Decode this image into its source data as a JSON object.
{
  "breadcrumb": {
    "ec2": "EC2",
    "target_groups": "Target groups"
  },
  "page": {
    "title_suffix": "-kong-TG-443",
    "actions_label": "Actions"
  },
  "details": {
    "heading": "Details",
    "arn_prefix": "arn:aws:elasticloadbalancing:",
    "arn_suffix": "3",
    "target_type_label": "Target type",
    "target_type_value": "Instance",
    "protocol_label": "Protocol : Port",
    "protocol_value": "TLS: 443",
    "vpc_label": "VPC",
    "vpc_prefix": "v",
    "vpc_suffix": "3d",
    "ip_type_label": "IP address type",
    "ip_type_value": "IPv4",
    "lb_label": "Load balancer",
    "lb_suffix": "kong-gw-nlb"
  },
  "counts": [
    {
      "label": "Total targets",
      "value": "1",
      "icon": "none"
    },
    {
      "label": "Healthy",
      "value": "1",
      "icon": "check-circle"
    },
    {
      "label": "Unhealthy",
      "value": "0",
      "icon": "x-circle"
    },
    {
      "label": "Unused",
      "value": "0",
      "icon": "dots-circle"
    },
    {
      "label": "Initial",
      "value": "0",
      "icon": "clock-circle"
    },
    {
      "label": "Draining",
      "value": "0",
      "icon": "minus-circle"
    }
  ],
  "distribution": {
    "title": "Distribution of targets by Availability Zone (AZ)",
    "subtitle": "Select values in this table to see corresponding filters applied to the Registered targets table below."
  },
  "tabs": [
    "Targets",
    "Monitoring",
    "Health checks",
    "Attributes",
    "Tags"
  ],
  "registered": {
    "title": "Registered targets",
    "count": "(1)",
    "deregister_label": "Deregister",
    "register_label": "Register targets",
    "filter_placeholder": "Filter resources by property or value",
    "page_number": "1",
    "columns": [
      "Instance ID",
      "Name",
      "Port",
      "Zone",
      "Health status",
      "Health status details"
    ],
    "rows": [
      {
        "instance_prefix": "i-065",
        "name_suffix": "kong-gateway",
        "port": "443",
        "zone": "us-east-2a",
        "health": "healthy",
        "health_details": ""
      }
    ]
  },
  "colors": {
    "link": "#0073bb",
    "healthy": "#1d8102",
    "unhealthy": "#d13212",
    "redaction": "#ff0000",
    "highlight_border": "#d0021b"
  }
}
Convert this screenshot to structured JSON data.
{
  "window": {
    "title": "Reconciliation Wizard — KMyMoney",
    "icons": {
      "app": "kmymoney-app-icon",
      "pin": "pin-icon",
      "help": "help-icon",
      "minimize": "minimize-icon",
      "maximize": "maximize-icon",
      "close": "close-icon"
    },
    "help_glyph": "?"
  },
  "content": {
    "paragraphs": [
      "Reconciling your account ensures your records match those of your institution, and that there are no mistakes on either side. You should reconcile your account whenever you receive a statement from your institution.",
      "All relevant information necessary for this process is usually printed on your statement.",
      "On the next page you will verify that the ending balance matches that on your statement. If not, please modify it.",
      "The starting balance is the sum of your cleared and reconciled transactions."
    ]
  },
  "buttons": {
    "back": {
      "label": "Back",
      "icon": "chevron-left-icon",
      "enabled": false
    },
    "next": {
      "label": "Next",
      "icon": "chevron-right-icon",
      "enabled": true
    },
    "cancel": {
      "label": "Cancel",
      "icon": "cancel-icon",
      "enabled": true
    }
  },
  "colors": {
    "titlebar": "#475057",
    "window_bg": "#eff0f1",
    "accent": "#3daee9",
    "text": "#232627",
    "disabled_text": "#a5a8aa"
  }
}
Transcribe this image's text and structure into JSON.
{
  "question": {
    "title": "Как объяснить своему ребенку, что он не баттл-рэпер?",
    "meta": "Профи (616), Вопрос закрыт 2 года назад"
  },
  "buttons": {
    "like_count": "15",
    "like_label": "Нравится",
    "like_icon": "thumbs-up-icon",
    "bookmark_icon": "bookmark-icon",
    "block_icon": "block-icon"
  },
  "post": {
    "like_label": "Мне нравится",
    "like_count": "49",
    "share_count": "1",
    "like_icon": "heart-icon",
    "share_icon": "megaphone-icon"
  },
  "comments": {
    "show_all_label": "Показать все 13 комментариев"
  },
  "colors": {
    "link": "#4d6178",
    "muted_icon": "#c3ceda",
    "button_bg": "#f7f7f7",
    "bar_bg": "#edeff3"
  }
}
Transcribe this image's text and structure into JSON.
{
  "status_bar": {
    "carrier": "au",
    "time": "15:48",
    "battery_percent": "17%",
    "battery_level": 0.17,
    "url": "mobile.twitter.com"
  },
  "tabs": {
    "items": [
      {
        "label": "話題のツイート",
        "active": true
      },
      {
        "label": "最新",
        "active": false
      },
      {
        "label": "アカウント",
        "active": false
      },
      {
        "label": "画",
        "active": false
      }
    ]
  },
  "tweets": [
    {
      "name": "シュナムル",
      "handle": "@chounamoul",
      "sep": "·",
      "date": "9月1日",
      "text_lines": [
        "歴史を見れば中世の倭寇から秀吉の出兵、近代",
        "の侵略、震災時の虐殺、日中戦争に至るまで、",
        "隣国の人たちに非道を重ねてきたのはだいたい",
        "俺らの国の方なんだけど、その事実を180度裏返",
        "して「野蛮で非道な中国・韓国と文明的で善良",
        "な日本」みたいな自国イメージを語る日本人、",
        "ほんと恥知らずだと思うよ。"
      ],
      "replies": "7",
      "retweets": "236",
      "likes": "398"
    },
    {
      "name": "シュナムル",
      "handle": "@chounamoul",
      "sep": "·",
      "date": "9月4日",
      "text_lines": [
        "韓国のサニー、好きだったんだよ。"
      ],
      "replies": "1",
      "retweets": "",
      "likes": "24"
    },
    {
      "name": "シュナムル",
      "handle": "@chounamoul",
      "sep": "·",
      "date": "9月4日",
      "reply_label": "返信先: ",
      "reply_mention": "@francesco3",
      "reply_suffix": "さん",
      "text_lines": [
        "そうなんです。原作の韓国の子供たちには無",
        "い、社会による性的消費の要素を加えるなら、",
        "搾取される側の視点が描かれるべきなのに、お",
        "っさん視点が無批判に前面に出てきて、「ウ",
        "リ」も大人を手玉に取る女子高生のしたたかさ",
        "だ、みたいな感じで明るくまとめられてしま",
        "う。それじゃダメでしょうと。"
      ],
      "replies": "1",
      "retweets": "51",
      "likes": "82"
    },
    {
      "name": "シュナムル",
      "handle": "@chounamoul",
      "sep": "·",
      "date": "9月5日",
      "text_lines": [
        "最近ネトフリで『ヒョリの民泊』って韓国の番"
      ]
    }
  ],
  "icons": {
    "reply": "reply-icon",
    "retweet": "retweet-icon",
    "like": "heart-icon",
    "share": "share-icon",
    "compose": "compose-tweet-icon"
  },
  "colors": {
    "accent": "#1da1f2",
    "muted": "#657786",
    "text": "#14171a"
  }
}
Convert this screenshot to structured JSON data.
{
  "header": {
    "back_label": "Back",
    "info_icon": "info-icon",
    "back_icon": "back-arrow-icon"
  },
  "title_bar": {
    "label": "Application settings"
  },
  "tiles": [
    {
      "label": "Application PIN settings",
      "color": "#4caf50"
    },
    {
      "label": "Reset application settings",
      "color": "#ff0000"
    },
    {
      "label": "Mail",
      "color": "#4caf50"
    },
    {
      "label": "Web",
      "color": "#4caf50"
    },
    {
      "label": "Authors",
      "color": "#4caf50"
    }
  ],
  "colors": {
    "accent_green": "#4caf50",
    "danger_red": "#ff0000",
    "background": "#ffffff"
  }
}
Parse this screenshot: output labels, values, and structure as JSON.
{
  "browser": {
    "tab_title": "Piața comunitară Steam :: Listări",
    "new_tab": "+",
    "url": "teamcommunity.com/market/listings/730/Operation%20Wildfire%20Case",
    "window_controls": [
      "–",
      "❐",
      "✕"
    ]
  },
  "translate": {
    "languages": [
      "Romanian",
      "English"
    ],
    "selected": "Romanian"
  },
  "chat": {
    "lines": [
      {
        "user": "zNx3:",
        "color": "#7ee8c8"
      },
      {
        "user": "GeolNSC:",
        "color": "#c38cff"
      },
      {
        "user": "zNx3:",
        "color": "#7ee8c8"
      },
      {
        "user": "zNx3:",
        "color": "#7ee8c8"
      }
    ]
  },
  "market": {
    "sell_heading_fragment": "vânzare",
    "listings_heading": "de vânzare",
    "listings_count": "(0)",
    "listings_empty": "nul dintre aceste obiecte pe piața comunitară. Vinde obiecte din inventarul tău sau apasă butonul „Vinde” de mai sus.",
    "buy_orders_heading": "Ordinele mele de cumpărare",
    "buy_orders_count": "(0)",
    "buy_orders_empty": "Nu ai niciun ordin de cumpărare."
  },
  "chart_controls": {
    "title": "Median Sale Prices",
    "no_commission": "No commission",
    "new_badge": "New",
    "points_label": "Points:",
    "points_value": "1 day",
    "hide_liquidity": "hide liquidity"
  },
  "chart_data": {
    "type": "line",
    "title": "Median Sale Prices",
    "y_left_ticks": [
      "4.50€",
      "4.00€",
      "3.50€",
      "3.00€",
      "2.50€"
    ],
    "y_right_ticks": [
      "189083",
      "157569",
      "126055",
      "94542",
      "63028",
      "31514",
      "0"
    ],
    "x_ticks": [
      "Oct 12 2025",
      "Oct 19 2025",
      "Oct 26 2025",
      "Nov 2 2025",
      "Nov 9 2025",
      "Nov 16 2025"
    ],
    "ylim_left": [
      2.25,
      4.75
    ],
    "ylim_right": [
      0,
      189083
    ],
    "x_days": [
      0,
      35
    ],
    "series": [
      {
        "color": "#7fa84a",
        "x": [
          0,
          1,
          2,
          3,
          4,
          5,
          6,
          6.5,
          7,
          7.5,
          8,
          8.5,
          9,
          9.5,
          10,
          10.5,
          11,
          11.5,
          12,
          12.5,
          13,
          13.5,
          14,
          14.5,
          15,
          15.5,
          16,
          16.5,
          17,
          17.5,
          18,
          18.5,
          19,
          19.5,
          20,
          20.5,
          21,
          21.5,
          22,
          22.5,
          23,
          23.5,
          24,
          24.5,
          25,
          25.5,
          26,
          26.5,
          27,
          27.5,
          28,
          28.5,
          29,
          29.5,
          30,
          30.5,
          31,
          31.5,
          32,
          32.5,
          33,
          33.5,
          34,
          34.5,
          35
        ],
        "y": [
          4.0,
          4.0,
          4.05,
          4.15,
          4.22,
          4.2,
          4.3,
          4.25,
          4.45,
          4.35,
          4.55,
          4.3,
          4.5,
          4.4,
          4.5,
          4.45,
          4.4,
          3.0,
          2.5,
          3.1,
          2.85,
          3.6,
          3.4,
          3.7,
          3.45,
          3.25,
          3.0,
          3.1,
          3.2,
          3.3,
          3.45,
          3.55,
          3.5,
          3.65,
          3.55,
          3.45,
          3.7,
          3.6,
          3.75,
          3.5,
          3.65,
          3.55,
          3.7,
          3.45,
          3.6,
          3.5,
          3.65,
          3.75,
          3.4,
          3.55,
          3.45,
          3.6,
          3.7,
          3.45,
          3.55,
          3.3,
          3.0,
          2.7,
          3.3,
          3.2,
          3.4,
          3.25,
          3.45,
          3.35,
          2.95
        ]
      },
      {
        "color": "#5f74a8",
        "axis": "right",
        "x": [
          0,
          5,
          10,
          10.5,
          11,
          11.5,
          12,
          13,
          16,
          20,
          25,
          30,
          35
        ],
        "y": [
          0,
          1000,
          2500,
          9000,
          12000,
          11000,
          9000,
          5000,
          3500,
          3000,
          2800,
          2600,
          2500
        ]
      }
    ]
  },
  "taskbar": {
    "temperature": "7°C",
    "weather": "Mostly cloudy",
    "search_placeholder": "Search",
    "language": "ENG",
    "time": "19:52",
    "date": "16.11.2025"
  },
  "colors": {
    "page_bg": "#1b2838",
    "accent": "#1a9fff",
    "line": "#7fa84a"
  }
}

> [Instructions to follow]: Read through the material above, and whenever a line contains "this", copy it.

> [Problem solution]:
Decode this image into its source data as a JSON object.
    "subtitle": "Select values in this table to see corresponding filters applied to the Registered targets table below."
Convert this screenshot to structured JSON data.
      "All relevant information necessary for this process is usually printed on your statement.",
Transcribe this image's text and structure into JSON.
Transcribe this image's text and structure into JSON.
Convert this screenshot to structured JSON data.
Parse this screenshot: output labels, values, and structure as JSON.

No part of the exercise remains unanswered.